### What to do
All of the entries below need to be repeated exactly.

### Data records
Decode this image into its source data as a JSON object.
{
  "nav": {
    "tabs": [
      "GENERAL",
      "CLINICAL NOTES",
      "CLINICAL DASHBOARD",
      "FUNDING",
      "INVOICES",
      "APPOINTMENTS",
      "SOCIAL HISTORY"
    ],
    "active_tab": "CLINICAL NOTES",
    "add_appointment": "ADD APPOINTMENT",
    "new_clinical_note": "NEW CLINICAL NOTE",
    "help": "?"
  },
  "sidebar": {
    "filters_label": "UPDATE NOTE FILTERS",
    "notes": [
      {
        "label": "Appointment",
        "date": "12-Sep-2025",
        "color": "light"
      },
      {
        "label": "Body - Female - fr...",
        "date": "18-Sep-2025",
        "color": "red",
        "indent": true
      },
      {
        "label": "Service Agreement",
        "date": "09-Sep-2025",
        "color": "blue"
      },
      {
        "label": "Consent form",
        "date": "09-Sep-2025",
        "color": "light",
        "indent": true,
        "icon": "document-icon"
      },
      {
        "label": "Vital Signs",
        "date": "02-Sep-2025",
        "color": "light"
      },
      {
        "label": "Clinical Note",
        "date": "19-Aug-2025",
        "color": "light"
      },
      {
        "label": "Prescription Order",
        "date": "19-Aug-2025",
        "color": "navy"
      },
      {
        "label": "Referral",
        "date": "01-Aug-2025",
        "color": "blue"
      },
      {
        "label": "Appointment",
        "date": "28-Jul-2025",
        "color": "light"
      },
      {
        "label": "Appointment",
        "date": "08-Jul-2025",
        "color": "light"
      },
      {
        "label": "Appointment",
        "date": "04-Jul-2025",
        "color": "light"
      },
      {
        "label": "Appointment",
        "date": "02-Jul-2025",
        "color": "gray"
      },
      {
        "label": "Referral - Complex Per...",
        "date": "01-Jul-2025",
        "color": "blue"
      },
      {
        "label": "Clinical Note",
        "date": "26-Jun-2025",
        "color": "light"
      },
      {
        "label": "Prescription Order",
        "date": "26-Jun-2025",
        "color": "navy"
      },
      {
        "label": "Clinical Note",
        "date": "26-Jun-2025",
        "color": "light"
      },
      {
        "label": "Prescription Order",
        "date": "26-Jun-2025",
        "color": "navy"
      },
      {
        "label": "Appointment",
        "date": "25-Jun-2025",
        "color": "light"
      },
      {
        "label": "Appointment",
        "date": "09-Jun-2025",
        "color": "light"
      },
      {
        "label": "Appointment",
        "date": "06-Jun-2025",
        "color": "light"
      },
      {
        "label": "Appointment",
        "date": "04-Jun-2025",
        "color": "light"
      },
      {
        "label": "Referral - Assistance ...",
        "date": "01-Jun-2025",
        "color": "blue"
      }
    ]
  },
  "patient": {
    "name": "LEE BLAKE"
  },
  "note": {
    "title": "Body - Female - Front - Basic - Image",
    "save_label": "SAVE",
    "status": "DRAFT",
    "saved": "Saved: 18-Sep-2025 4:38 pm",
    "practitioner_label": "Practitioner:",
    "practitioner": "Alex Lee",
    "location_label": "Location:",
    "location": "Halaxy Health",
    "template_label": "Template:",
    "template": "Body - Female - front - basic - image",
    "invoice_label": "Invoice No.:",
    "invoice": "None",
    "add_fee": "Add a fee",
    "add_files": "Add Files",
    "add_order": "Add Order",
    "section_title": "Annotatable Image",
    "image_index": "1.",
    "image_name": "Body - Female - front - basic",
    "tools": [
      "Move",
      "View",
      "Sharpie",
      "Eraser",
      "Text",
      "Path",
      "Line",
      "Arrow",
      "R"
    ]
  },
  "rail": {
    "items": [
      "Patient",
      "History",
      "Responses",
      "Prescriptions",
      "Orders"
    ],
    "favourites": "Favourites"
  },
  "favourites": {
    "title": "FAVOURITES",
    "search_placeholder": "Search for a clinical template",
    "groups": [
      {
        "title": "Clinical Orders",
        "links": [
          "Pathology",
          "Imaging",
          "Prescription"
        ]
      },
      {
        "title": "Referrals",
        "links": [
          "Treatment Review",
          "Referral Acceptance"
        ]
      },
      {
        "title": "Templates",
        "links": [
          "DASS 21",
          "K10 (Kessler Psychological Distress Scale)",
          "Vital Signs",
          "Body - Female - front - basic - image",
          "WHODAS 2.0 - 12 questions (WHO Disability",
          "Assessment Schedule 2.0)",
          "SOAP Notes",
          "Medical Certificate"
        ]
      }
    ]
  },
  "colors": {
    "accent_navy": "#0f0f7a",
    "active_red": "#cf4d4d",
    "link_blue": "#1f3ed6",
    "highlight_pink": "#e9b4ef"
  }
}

### Output for this exercise
Decode this image into its source data as a JSON object.
{
  "nav": {
    "tabs": [
      "GENERAL",
      "CLINICAL NOTES",
      "CLINICAL DASHBOARD",
      "FUNDING",
      "INVOICES",
      "APPOINTMENTS",
      "SOCIAL HISTORY"
    ],
    "active_tab": "CLINICAL NOTES",
    "add_appointment": "ADD APPOINTMENT",
    "new_clinical_note": "NEW CLINICAL NOTE",
    "help": "?"
  },
  "sidebar": {
    "filters_label": "UPDATE NOTE FILTERS",
    "notes": [
      {
        "label": "Appointment",
        "date": "12-Sep-2025",
        "color": "light"
      },
      {
        "label": "Body - Female - fr...",
        "date": "18-Sep-2025",
        "color": "red",
        "indent": true
      },
      {
        "label": "Service Agreement",
        "date": "09-Sep-2025",
        "color": "blue"
      },
      {
        "label": "Consent form",
        "date": "09-Sep-2025",
        "color": "light",
        "indent": true,
        "icon": "document-icon"
      },
      {
        "label": "Vital Signs",
        "date": "02-Sep-2025",
        "color": "light"
      },
      {
        "label": "Clinical Note",
        "date": "19-Aug-2025",
        "color": "light"
      },
      {
        "label": "Prescription Order",
        "date": "19-Aug-2025",
        "color": "navy"
      },
      {
        "label": "Referral",
        "date": "01-Aug-2025",
        "color": "blue"
      },
      {
        "label": "Appointment",
        "date": "28-Jul-2025",
        "color": "light"
      },
      {
        "label": "Appointment",
        "date": "08-Jul-2025",
        "color": "light"
      },
      {
        "label": "Appointment",
        "date": "04-Jul-2025",
        "color": "light"
      },
      {
        "label": "Appointment",
        "date": "02-Jul-2025",
        "color": "gray"
      },
      {
        "label": "Referral - Complex Per...",
        "date": "01-Jul-2025",
        "color": "blue"
      },
      {
        "label": "Clinical Note",
        "date": "26-Jun-2025",
        "color": "light"
      },
      {
        "label": "Prescription Order",
        "date": "26-Jun-2025",
        "color": "navy"
      },
      {
        "label": "Clinical Note",
        "date": "26-Jun-2025",
        "color": "light"
      },
      {
        "label": "Prescription Order",
        "date": "26-Jun-2025",
        "color": "navy"
      },
      {
        "label": "Appointment",
        "date": "25-Jun-2025",
        "color": "light"
      },
      {
        "label": "Appointment",
        "date": "09-Jun-2025",
        "color": "light"
      },
      {
        "label": "Appointment",
        "date": "06-Jun-2025",
        "color": "light"
      },
      {
        "label": "Appointment",
        "date": "04-Jun-2025",
        "color": "light"
      },
      {
        "label": "Referral - Assistance ...",
        "date": "01-Jun-2025",
        "color": "blue"
      }
    ]
  },
  "patient": {
    "name": "LEE BLAKE"
  },
  "note": {
    "title": "Body - Female - Front - Basic - Image",
    "save_label": "SAVE",
    "status": "DRAFT",
    "saved": "Saved: 18-Sep-2025 4:38 pm",
    "practitioner_label": "Practitioner:",
    "practitioner": "Alex Lee",
    "location_label": "Location:",
    "location": "Halaxy Health",
    "template_label": "Template:",
    "template": "Body - Female - front - basic - image",
    "invoice_label": "Invoice No.:",
    "invoice": "None",
    "add_fee": "Add a fee",
    "add_files": "Add Files",
    "add_order": "Add Order",
    "section_title": "Annotatable Image",
    "image_index": "1.",
    "image_name": "Body - Female - front - basic",
    "tools": [
      "Move",
      "View",
      "Sharpie",
      "Eraser",
      "Text",
      "Path",
      "Line",
      "Arrow",
      "R"
    ]
  },
  "rail": {
    "items": [
      "Patient",
      "History",
      "Responses",
      "Prescriptions",
      "Orders"
    ],
    "favourites": "Favourites"
  },
  "favourites": {
    "title": "FAVOURITES",
    "search_placeholder": "Search for a clinical template",
    "groups": [
      {
        "title": "Clinical Orders",
        "links": [
          "Pathology",
          "Imaging",
          "Prescription"
        ]
      },
      {
        "title": "Referrals",
        "links": [
          "Treatment Review",
          "Referral Acceptance"
        ]
      },
      {
        "title": "Templates",
        "links": [
          "DASS 21",
          "K10 (Kessler Psychological Distress Scale)",
          "Vital Signs",
          "Body - Female - front - basic - image",
          "WHODAS 2.0 - 12 questions (WHO Disability",
          "Assessment Schedule 2.0)",
          "SOAP Notes",
          "Medical Certificate"
        ]
      }
    ]
  },
  "colors": {
    "accent_navy": "#0f0f7a",
    "active_red": "#cf4d4d",
    "link_blue": "#1f3ed6",
    "highlight_pink": "#e9b4ef"
  }
}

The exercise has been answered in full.